A Notre Dame alumnus and president of the People’s Choice Awards shared tips and advice about making it in the pop culture industry during a lecture Thursday. Fred Nelson highlighted 25 lessons he learned during his career and used examples from celebrities to prove his point in his lecture, “Popular Culture is Not an Oxymoron.” Nelson has previously worked at entertainment outlets such as “E! News,” “Time, “Esquire” and ABC’s “Who Wants To Be A Millionaire?” For example, Nelson said he learned how to “Fake It ‘Til You Make It” based on Ellen DeGeneres’ 1995 acceptance speech for the People’s Choice Award’s favorite female performer in a new television series. He said DeGeneres seemed uncomfortable with accepting the award, but gave the speech anyway. Around the same time, he was the assistant publisher of “Marketing for Worth” magazine and knew little about personal finance, and found inspiration in DeGeneres’ speech. “I thought, ‘You know what?

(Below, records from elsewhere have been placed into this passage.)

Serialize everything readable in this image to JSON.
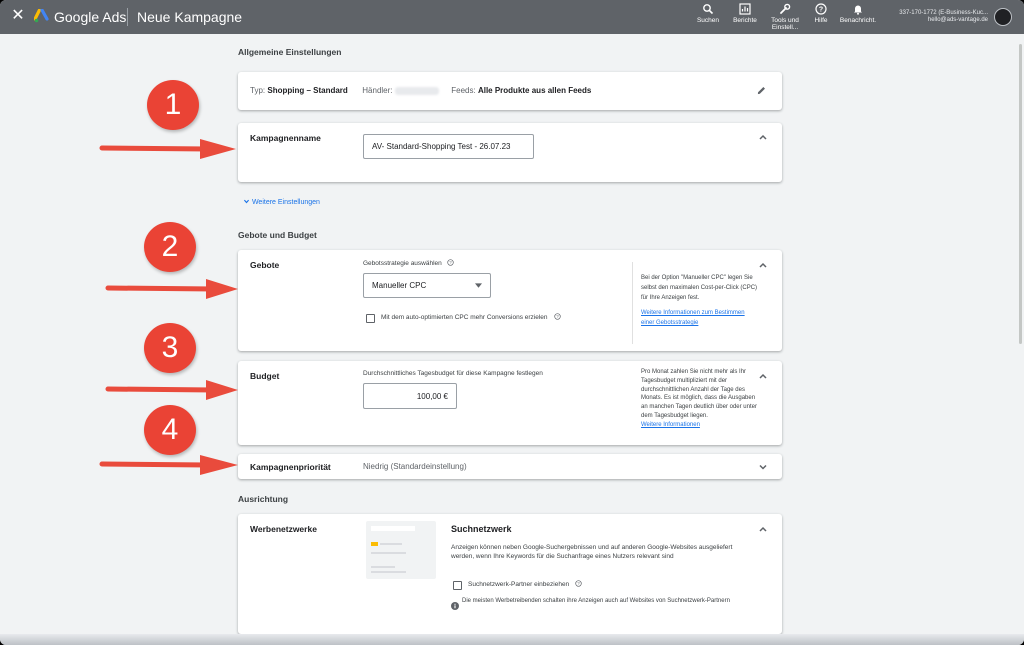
{
  "topbar": {
    "brand": "Google Ads",
    "page_title": "Neue Kampagne",
    "tools": [
      {
        "label": "Suchen",
        "icon": "search-icon"
      },
      {
        "label": "Berichte",
        "icon": "reports-icon"
      },
      {
        "label": "Tools und Einstell...",
        "icon": "wrench-icon"
      },
      {
        "label": "Hilfe",
        "icon": "help-icon"
      },
      {
        "label": "Benachricht.",
        "icon": "bell-icon"
      }
    ],
    "account_id": "337-170-1772 (E-Business-Kuc...",
    "account_email": "hello@ads-vantage.de"
  },
  "general": {
    "heading": "Allgemeine Einstellungen",
    "summary": {
      "type_label": "Typ:",
      "type_value": "Shopping – Standard",
      "merchant_label": "Händler:",
      "feeds_label": "Feeds:",
      "feeds_value": "Alle Produkte aus allen Feeds"
    },
    "campaign_name": {
      "title": "Kampagnenname",
      "value": "AV- Standard-Shopping Test - 26.07.23"
    },
    "more_settings": "Weitere Einstellungen"
  },
  "bids_budget": {
    "heading": "Gebote und Budget",
    "bids": {
      "title": "Gebote",
      "strategy_label": "Gebotsstrategie auswählen",
      "strategy_value": "Manueller CPC",
      "checkbox_label": "Mit dem auto-optimierten CPC mehr Conversions erzielen",
      "help_text": "Bei der Option \"Manueller CPC\" legen Sie selbst den maximalen Cost-per-Click (CPC) für Ihre Anzeigen fest.",
      "help_link": "Weitere Informationen zum Bestimmen einer Gebotsstrategie"
    },
    "budget": {
      "title": "Budget",
      "label": "Durchschnittliches Tagesbudget für diese Kampagne festlegen",
      "value": "100,00 €",
      "help_text": "Pro Monat zahlen Sie nicht mehr als Ihr Tagesbudget multipliziert mit der durchschnittlichen Anzahl der Tage des Monats. Es ist möglich, dass die Ausgaben an manchen Tagen deutlich über oder unter dem Tagesbudget liegen.",
      "help_link": "Weitere Informationen"
    },
    "priority": {
      "title": "Kampagnenpriorität",
      "value": "Niedrig (Standardeinstellung)"
    }
  },
  "targeting": {
    "heading": "Ausrichtung",
    "networks": {
      "title": "Werbenetzwerke",
      "network_title": "Suchnetzwerk",
      "description": "Anzeigen können neben Google-Suchergebnissen und auf anderen Google-Websites ausgeliefert werden, wenn Ihre Keywords für die Suchanfrage eines Nutzers relevant sind",
      "partner_label": "Suchnetzwerk-Partner einbeziehen",
      "info_text": "Die meisten Werbetreibenden schalten ihre Anzeigen auch auf Websites von Suchnetzwerk-Partnern"
    }
  },
  "markers": [
    "1",
    "2",
    "3",
    "4"
  ],
  "colors": {
    "topbar": "#5f6368",
    "page_bg": "#f1f3f4",
    "marker": "#ea4335",
    "link": "#1a73e8",
    "google_blue": "#4285f4",
    "google_yellow": "#fbbc04"
  }
}
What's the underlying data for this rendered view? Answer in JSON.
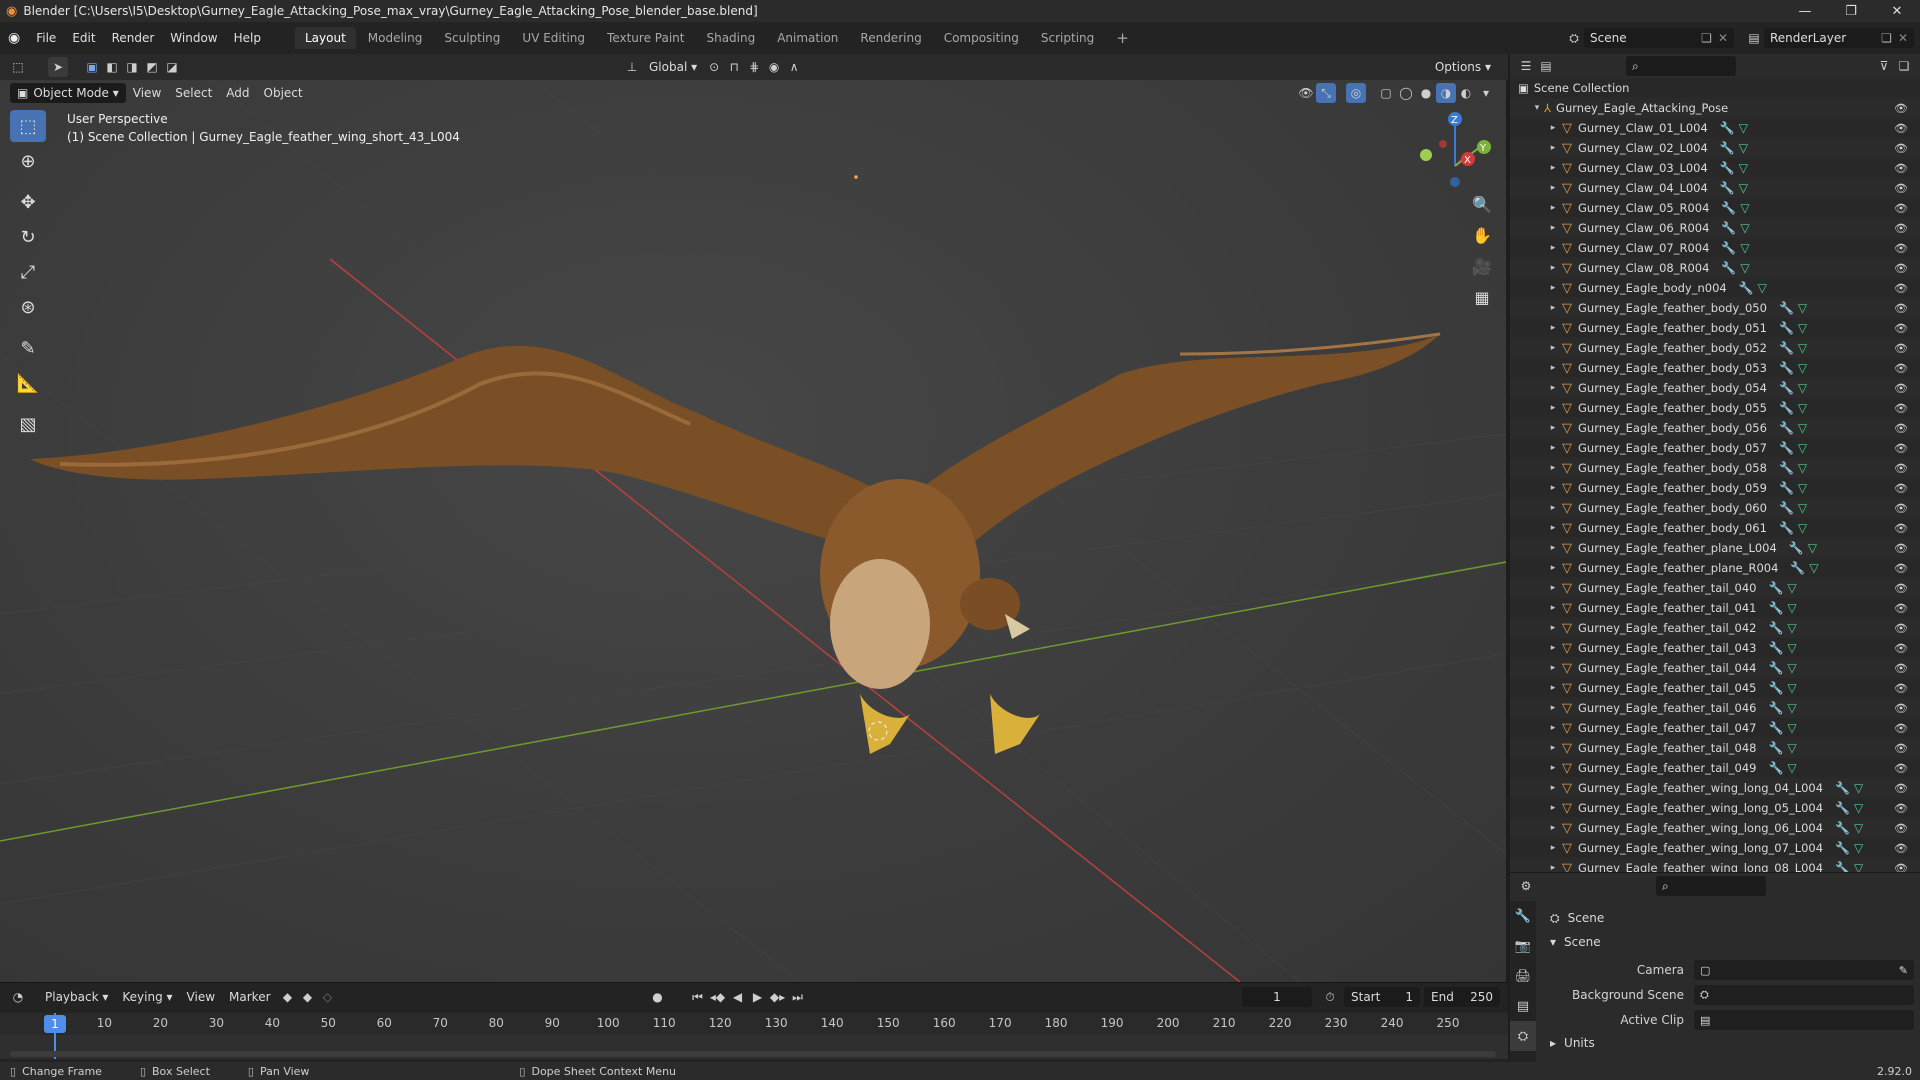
{
  "window": {
    "title": "Blender [C:\\Users\\I5\\Desktop\\Gurney_Eagle_Attacking_Pose_max_vray\\Gurney_Eagle_Attacking_Pose_blender_base.blend]",
    "minimize": "—",
    "maximize": "❐",
    "close": "✕"
  },
  "menu": [
    "File",
    "Edit",
    "Render",
    "Window",
    "Help"
  ],
  "workspaces": [
    {
      "label": "Layout",
      "active": true
    },
    {
      "label": "Modeling"
    },
    {
      "label": "Sculpting"
    },
    {
      "label": "UV Editing"
    },
    {
      "label": "Texture Paint"
    },
    {
      "label": "Shading"
    },
    {
      "label": "Animation"
    },
    {
      "label": "Rendering"
    },
    {
      "label": "Compositing"
    },
    {
      "label": "Scripting"
    }
  ],
  "scene_selector": {
    "value": "Scene"
  },
  "view_layer_selector": {
    "value": "RenderLayer"
  },
  "tool_header": {
    "orientation": "Global",
    "options": "Options"
  },
  "viewport_header": {
    "mode": "Object Mode",
    "view": "View",
    "select": "Select",
    "add": "Add",
    "object": "Object"
  },
  "viewport_info": {
    "line1": "User Perspective",
    "line2": "(1) Scene Collection | Gurney_Eagle_feather_wing_short_43_L004"
  },
  "gizmo": {
    "z": "Z",
    "x": "X",
    "y": "Y"
  },
  "outliner": {
    "scene_collection": "Scene Collection",
    "root": "Gurney_Eagle_Attacking_Pose",
    "items": [
      "Gurney_Claw_01_L004",
      "Gurney_Claw_02_L004",
      "Gurney_Claw_03_L004",
      "Gurney_Claw_04_L004",
      "Gurney_Claw_05_R004",
      "Gurney_Claw_06_R004",
      "Gurney_Claw_07_R004",
      "Gurney_Claw_08_R004",
      "Gurney_Eagle_body_n004",
      "Gurney_Eagle_feather_body_050",
      "Gurney_Eagle_feather_body_051",
      "Gurney_Eagle_feather_body_052",
      "Gurney_Eagle_feather_body_053",
      "Gurney_Eagle_feather_body_054",
      "Gurney_Eagle_feather_body_055",
      "Gurney_Eagle_feather_body_056",
      "Gurney_Eagle_feather_body_057",
      "Gurney_Eagle_feather_body_058",
      "Gurney_Eagle_feather_body_059",
      "Gurney_Eagle_feather_body_060",
      "Gurney_Eagle_feather_body_061",
      "Gurney_Eagle_feather_plane_L004",
      "Gurney_Eagle_feather_plane_R004",
      "Gurney_Eagle_feather_tail_040",
      "Gurney_Eagle_feather_tail_041",
      "Gurney_Eagle_feather_tail_042",
      "Gurney_Eagle_feather_tail_043",
      "Gurney_Eagle_feather_tail_044",
      "Gurney_Eagle_feather_tail_045",
      "Gurney_Eagle_feather_tail_046",
      "Gurney_Eagle_feather_tail_047",
      "Gurney_Eagle_feather_tail_048",
      "Gurney_Eagle_feather_tail_049",
      "Gurney_Eagle_feather_wing_long_04_L004",
      "Gurney_Eagle_feather_wing_long_05_L004",
      "Gurney_Eagle_feather_wing_long_06_L004",
      "Gurney_Eagle_feather_wing_long_07_L004",
      "Gurney_Eagle_feather_wing_long_08_L004"
    ]
  },
  "properties": {
    "context": "Scene",
    "panel": "Scene",
    "camera_label": "Camera",
    "background_scene_label": "Background Scene",
    "active_clip_label": "Active Clip",
    "units_label": "Units"
  },
  "timeline": {
    "playback": "Playback",
    "keying": "Keying",
    "view": "View",
    "marker": "Marker",
    "current_frame": "1",
    "start_label": "Start",
    "start": "1",
    "end_label": "End",
    "end": "250",
    "ticks": [
      "1",
      "10",
      "20",
      "30",
      "40",
      "50",
      "60",
      "70",
      "80",
      "90",
      "100",
      "110",
      "120",
      "130",
      "140",
      "150",
      "160",
      "170",
      "180",
      "190",
      "200",
      "210",
      "220",
      "230",
      "240",
      "250"
    ]
  },
  "statusbar": {
    "change_frame": "Change Frame",
    "box_select": "Box Select",
    "pan_view": "Pan View",
    "context_menu": "Dope Sheet Context Menu",
    "version": "2.92.0"
  }
}
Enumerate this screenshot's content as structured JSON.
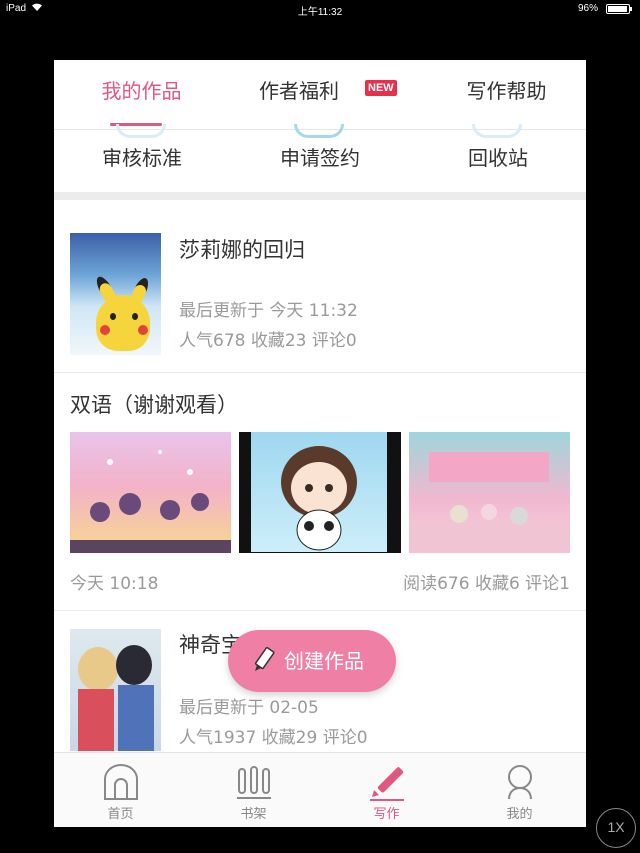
{
  "status_bar": {
    "carrier": "iPad",
    "time": "上午11:32",
    "battery": "96%",
    "battery_level": 0.96
  },
  "top_tabs": {
    "my_works": "我的作品",
    "author_benefits": "作者福利",
    "new_badge": "NEW",
    "writing_help": "写作帮助"
  },
  "quick_actions": {
    "review_standards": "审核标准",
    "apply_contract": "申请签约",
    "recycle_bin": "回收站"
  },
  "works": [
    {
      "title": "莎莉娜的回归",
      "updated": "最后更新于 今天 11:32",
      "stats": "人气678 收藏23 评论0"
    },
    {
      "title": "双语（谢谢观看）",
      "time": "今天 10:18",
      "stats": "阅读676 收藏6 评论1"
    },
    {
      "title": "神奇宝",
      "updated": "最后更新于 02-05",
      "stats": "人气1937 收藏29 评论0"
    }
  ],
  "fab": {
    "label": "创建作品"
  },
  "tab_bar": {
    "home": "首页",
    "bookshelf": "书架",
    "write": "写作",
    "mine": "我的"
  },
  "zoom": "1X",
  "colors": {
    "accent": "#e0577f",
    "fab": "#f07fa6",
    "new_badge": "#e8304e"
  }
}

I can fake it,’” he said. “And I did.” Nelson said he learned to “Razzle Dazzle ‘Em” from Ricky Martin and learned to “Be a Prodigy While You Can” from Neil Patrick Harris. The 25 lessons he presented included advice he wishes he had heard as an undergraduate, he said. “Change your mind — switch careers, jobs, cities,” he said. “You have every right to change your mind multiple times.” He also said perseverance and the ability to adapt in any situation are two keys to achieving any goal in life. “If nothing else, think for yourself,” he said. “All that you’re learning now, everything you’re going to do in your job, try to suck the marrow out of all the experiences.” The lecture was co-sponsored by the Department of Film, Television and Theatre and the College of Arts and Letters.